The economic complexity global growth projections showing Uganda's Position
Uganda will top the list on the fastest growing economies in the world by 2025 according to a report released by Harvard University Center for International Development (CID) last week.
The Economic Complexity Global Growth Projections: Predicted Annual Growth Rate to 2025 shows that Uganda's economy will be growing at a 7.73 percent rate followed by India growing at a 7.72 percent.
"India and Uganda top the list of the fastest growing economies to 2025, at 7.7 percent annually, but for different reasons. Uganda joins other East African countries—including Kenya and Tanzania—in the top 10 fastest growing countries, though a significant fraction of that growth is due to rapid population growth," the report says.
It further states that on a per capita basis, Uganda is the only East African country that remains in the top 10 in the growth projections, “though at 4.5 percent annually its prospects are more modest."

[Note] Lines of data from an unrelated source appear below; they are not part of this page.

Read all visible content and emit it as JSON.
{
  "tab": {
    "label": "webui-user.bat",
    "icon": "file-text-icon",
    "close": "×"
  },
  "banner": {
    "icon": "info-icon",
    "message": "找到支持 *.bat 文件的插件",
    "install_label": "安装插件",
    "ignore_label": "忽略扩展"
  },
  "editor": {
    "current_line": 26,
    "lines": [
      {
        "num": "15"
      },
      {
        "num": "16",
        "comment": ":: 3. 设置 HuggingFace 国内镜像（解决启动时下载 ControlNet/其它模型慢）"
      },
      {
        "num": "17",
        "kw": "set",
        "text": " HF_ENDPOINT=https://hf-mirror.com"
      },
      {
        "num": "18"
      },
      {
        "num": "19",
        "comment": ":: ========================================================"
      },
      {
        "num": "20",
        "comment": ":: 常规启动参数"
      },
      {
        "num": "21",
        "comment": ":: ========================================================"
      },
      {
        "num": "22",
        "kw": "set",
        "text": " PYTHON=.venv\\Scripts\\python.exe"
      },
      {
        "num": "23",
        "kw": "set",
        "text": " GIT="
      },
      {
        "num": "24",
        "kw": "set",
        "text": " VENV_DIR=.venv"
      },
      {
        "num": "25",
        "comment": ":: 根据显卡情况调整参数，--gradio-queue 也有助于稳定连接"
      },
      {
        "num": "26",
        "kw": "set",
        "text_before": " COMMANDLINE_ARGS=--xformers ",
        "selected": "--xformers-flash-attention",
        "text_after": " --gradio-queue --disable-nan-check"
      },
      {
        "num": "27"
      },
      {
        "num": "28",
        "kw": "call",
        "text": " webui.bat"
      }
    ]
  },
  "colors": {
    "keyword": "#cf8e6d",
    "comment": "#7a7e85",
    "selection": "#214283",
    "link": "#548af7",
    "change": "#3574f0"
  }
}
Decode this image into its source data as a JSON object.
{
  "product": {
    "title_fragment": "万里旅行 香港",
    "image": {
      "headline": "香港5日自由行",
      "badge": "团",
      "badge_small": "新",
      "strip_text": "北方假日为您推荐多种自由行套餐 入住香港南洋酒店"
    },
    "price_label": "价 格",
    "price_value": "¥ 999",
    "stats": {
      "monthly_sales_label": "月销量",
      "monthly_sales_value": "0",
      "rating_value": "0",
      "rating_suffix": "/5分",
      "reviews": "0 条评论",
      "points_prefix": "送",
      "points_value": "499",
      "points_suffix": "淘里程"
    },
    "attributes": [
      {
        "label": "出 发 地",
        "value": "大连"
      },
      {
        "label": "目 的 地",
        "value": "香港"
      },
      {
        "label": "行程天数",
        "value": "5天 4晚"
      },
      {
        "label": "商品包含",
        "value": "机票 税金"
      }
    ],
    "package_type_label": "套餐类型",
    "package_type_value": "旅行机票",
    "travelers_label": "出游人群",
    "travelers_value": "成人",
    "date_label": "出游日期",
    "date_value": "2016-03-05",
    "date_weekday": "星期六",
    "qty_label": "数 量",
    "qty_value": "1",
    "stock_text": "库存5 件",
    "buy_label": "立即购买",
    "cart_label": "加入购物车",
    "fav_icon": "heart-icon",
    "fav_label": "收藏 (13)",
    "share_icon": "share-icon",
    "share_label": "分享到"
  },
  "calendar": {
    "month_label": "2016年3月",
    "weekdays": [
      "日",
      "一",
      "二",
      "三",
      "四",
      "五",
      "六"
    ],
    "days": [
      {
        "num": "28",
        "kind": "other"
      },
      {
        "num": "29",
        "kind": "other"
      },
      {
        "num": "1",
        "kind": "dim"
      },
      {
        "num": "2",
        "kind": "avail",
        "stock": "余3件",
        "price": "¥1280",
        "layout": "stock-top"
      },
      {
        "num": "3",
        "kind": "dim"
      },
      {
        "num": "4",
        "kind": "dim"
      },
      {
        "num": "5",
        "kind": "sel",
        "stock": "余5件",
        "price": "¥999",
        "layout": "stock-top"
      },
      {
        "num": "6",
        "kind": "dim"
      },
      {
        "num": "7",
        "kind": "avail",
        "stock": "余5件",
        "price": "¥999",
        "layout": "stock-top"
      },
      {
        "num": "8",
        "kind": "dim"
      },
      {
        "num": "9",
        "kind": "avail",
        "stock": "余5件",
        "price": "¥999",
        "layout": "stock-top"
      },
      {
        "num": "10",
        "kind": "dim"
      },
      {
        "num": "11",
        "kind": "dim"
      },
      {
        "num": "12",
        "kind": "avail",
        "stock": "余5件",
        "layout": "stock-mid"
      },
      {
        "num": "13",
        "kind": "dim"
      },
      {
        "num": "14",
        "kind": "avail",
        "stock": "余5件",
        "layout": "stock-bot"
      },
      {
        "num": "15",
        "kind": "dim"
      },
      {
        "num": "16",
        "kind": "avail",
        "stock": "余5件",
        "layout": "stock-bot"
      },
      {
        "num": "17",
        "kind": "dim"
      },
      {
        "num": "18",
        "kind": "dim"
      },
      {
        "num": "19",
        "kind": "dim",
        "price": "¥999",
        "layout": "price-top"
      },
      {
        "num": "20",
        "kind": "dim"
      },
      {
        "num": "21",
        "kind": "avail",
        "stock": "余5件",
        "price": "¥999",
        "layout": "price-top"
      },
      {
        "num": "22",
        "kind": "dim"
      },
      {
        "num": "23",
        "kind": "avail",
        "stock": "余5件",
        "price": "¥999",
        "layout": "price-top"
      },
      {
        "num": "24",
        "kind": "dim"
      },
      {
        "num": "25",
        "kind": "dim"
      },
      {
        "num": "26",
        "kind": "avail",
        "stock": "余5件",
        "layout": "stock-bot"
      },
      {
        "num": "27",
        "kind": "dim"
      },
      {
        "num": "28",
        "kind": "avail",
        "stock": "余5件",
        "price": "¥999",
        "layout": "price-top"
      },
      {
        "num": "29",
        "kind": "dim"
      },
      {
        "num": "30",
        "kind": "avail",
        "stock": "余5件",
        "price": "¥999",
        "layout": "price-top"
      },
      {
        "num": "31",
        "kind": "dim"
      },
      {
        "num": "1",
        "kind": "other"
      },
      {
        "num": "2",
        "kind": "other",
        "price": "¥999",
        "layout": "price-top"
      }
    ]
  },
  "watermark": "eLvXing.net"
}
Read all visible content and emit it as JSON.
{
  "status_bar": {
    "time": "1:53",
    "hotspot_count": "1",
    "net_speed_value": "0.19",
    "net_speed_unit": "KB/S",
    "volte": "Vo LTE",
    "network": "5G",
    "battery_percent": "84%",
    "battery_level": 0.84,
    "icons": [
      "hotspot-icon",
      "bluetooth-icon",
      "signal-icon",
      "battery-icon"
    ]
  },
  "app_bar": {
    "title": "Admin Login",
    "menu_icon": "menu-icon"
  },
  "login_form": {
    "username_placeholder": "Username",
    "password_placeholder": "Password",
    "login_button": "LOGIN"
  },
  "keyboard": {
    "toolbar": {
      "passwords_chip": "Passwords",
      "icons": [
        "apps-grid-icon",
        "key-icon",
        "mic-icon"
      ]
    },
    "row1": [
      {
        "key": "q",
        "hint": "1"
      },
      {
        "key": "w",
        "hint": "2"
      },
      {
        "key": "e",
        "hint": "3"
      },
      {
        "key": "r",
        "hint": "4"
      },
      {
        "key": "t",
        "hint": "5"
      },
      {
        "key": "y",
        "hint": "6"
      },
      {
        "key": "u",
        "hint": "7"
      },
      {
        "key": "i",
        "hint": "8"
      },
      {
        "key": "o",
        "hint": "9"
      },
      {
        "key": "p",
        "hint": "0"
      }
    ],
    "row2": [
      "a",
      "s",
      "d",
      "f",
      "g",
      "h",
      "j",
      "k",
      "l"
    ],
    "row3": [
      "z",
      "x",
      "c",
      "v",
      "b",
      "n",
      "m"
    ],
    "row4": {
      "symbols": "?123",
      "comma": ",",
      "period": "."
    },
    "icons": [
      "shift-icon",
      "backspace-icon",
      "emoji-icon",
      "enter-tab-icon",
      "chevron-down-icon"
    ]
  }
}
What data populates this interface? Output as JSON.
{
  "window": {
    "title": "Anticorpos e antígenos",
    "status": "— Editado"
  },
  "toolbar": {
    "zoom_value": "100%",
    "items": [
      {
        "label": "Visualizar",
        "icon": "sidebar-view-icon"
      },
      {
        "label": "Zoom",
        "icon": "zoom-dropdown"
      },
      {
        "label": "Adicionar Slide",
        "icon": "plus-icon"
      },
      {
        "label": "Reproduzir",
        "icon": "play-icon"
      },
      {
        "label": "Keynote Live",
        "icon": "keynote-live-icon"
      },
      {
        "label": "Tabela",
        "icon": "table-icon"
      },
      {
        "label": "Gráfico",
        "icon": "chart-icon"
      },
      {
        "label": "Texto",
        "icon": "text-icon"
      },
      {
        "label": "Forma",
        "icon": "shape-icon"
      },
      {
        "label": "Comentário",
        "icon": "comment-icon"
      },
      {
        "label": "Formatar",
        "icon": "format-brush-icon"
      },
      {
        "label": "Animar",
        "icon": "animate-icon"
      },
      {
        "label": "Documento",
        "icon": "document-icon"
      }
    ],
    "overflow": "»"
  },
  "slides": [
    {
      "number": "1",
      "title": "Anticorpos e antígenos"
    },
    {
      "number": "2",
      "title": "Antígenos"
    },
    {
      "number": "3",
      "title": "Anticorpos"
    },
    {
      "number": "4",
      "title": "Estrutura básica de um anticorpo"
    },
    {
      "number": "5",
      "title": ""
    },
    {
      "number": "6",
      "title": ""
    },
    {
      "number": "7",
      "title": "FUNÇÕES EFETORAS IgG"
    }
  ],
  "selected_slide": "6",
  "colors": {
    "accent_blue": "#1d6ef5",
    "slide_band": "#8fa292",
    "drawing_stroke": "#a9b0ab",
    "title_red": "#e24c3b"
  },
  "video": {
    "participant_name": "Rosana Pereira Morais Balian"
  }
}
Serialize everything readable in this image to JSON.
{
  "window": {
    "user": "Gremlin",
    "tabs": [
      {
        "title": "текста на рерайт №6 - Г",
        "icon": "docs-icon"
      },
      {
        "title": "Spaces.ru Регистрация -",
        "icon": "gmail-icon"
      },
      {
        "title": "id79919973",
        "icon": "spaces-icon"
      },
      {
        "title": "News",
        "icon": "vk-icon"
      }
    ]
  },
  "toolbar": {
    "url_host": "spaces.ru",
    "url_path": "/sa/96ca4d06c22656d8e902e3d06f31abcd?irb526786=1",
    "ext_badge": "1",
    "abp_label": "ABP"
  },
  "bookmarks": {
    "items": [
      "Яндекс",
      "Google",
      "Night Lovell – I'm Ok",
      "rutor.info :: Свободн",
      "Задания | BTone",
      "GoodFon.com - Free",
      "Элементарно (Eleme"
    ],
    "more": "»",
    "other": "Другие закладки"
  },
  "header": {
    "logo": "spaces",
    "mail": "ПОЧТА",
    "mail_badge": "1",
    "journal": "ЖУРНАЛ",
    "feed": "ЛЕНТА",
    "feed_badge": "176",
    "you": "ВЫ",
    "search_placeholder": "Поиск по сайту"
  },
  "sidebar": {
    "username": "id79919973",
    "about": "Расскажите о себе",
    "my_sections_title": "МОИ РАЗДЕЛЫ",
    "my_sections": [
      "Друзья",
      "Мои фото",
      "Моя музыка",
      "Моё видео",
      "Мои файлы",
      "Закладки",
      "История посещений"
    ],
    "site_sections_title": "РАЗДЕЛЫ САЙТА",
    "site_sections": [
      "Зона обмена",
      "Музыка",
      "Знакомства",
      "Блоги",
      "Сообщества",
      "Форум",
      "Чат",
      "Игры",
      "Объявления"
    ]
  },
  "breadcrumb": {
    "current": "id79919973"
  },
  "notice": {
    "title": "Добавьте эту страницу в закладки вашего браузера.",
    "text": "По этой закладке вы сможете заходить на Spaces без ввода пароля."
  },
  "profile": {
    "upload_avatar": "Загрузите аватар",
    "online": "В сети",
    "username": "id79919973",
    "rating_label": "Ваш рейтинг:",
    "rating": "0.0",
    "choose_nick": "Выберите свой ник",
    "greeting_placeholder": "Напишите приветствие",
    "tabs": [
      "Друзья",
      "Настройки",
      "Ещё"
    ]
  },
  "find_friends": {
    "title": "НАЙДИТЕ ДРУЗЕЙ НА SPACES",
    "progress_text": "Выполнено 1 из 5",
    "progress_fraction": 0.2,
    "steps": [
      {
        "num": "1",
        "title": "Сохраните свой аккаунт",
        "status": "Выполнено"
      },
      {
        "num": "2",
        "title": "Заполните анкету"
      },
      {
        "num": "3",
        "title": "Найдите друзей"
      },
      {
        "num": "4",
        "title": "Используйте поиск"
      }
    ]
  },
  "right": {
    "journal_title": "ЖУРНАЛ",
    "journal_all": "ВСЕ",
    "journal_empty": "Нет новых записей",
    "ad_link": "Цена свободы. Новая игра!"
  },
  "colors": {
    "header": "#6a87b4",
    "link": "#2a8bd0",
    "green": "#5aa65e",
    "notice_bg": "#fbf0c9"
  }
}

Center for International Development researchers attribute India's rapid growth prospects to the fact that the country is particularly well positioned to continue diversifying production into new areas, given the capabilities accumulated to date. "India has made inroads in diversifying its export base to include more complex sectors, such as chemicals, vehicles, and certain electronics," the report says.
The International Monetary Fund (IMF) report in May projected that Uganda could achieve a 6.5 percent growth by 2021 but warns that it will be anchored by investment and infrastructure and oil sector dividends.
"Infrastructure and oil sector investments could yield growth of 6 to 6.5 percent over the next three to four years. However, weak implementation of public investment and regional developments including conflicts and possible disruptions during upcoming elections could undermine growth, according to the IMF report.
The report says “uncertainty persists over when oil production will commence and the phasing of investment in the sector."
Harvard researchers predict that economic growth in emerging markets will continue to outpace that of advanced economies. The projections are optimistic about new growth hubs in East Africa and new segments of Southeast Asia, led by Indonesia and Vietnam.
"The growth projections are based on measures of each country's economic complexity, which captures the diversity and sophistication of the productive capabilities embedded in its exports and the ease with which it could further diversify by expanding those capabilities," the reports says.
It says growth projections highlight that economic growth fails to follow one easy pattern or rule system. The countries that are expected to be the fastest growing - India, Turkey, Indonesia, Uganda, and Bulgaria - are diverse in all political, institutional, geographic and demographic dimensions. But the common fact among these countries is; "a focus on expanding the capabilities of their workforce that leaves them well positioned to diversify into new products, and products of increasingly greater complexity."